Stored data

========================

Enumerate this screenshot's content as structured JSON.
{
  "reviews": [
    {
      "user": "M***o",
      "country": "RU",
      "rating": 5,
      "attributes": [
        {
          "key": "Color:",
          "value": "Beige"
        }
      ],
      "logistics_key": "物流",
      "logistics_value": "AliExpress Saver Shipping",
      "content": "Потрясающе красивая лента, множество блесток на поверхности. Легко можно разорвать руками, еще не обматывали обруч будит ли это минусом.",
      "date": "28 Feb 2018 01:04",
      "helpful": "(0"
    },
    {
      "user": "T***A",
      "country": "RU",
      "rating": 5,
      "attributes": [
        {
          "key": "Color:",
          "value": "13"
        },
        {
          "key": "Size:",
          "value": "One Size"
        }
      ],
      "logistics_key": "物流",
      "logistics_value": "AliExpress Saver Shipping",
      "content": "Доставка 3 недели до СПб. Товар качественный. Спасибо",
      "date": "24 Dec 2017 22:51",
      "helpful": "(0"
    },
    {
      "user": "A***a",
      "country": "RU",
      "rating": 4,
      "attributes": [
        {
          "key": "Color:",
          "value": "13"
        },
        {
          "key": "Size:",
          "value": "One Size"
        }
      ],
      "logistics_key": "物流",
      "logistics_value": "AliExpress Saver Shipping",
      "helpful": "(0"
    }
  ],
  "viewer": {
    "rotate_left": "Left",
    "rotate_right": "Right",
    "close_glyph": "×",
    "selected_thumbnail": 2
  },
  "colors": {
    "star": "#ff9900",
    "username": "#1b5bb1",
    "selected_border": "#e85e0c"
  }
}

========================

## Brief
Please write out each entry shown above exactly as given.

## Answer to the exercise
Enumerate this screenshot's content as structured JSON.
{
  "reviews": [
    {
      "user": "M***o",
      "country": "RU",
      "rating": 5,
      "attributes": [
        {
          "key": "Color:",
          "value": "Beige"
        }
      ],
      "logistics_key": "物流",
      "logistics_value": "AliExpress Saver Shipping",
      "content": "Потрясающе красивая лента, множество блесток на поверхности. Легко можно разорвать руками, еще не обматывали обруч будит ли это минусом.",
      "date": "28 Feb 2018 01:04",
      "helpful": "(0"
    },
    {
      "user": "T***A",
      "country": "RU",
      "rating": 5,
      "attributes": [
        {
          "key": "Color:",
          "value": "13"
        },
        {
          "key": "Size:",
          "value": "One Size"
        }
      ],
      "logistics_key": "物流",
      "logistics_value": "AliExpress Saver Shipping",
      "content": "Доставка 3 недели до СПб. Товар качественный. Спасибо",
      "date": "24 Dec 2017 22:51",
      "helpful": "(0"
    },
    {
      "user": "A***a",
      "country": "RU",
      "rating": 4,
      "attributes": [
        {
          "key": "Color:",
          "value": "13"
        },
        {
          "key": "Size:",
          "value": "One Size"
        }
      ],
      "logistics_key": "物流",
      "logistics_value": "AliExpress Saver Shipping",
      "helpful": "(0"
    }
  ],
  "viewer": {
    "rotate_left": "Left",
    "rotate_right": "Right",
    "close_glyph": "×",
    "selected_thumbnail": 2
  },
  "colors": {
    "star": "#ff9900",
    "username": "#1b5bb1",
    "selected_border": "#e85e0c"
  }
}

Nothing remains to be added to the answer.